▶ _Exercise aim_: Keeping each line exactly as it is, output all of the records.

App and web page records
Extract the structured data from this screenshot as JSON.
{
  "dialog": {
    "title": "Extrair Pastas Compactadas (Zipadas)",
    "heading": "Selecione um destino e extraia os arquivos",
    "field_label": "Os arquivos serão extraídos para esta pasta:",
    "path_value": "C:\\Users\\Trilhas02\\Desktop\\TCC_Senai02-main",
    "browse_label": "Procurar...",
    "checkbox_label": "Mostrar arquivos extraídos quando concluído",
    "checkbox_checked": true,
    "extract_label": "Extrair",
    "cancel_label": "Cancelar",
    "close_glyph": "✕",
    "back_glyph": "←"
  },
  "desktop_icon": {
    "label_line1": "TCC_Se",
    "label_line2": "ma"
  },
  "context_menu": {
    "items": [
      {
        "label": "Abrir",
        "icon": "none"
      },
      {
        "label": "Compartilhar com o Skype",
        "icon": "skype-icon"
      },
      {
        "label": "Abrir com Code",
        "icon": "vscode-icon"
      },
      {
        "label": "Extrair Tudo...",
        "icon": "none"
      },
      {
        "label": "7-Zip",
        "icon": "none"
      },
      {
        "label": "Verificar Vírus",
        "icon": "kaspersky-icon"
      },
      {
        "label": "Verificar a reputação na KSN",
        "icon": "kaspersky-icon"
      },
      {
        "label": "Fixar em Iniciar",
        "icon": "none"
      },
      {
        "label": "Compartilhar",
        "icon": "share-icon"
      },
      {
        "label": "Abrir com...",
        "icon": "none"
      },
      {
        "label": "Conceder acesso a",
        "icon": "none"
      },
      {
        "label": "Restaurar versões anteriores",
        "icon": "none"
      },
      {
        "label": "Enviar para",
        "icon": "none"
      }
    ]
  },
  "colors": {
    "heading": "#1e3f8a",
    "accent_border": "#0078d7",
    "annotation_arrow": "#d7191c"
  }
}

▶ _Written answer_:
Extract the structured data from this screenshot as JSON.
{
  "dialog": {
    "title": "Extrair Pastas Compactadas (Zipadas)",
    "heading": "Selecione um destino e extraia os arquivos",
    "field_label": "Os arquivos serão extraídos para esta pasta:",
    "path_value": "C:\\Users\\Trilhas02\\Desktop\\TCC_Senai02-main",
    "browse_label": "Procurar...",
    "checkbox_label": "Mostrar arquivos extraídos quando concluído",
    "checkbox_checked": true,
    "extract_label": "Extrair",
    "cancel_label": "Cancelar",
    "close_glyph": "✕",
    "back_glyph": "←"
  },
  "desktop_icon": {
    "label_line1": "TCC_Se",
    "label_line2": "ma"
  },
  "context_menu": {
    "items": [
      {
        "label": "Abrir",
        "icon": "none"
      },
      {
        "label": "Compartilhar com o Skype",
        "icon": "skype-icon"
      },
      {
        "label": "Abrir com Code",
        "icon": "vscode-icon"
      },
      {
        "label": "Extrair Tudo...",
        "icon": "none"
      },
      {
        "label": "7-Zip",
        "icon": "none"
      },
      {
        "label": "Verificar Vírus",
        "icon": "kaspersky-icon"
      },
      {
        "label": "Verificar a reputação na KSN",
        "icon": "kaspersky-icon"
      },
      {
        "label": "Fixar em Iniciar",
        "icon": "none"
      },
      {
        "label": "Compartilhar",
        "icon": "share-icon"
      },
      {
        "label": "Abrir com...",
        "icon": "none"
      },
      {
        "label": "Conceder acesso a",
        "icon": "none"
      },
      {
        "label": "Restaurar versões anteriores",
        "icon": "none"
      },
      {
        "label": "Enviar para",
        "icon": "none"
      }
    ]
  },
  "colors": {
    "heading": "#1e3f8a",
    "accent_border": "#0078d7",
    "annotation_arrow": "#d7191c"
  }
}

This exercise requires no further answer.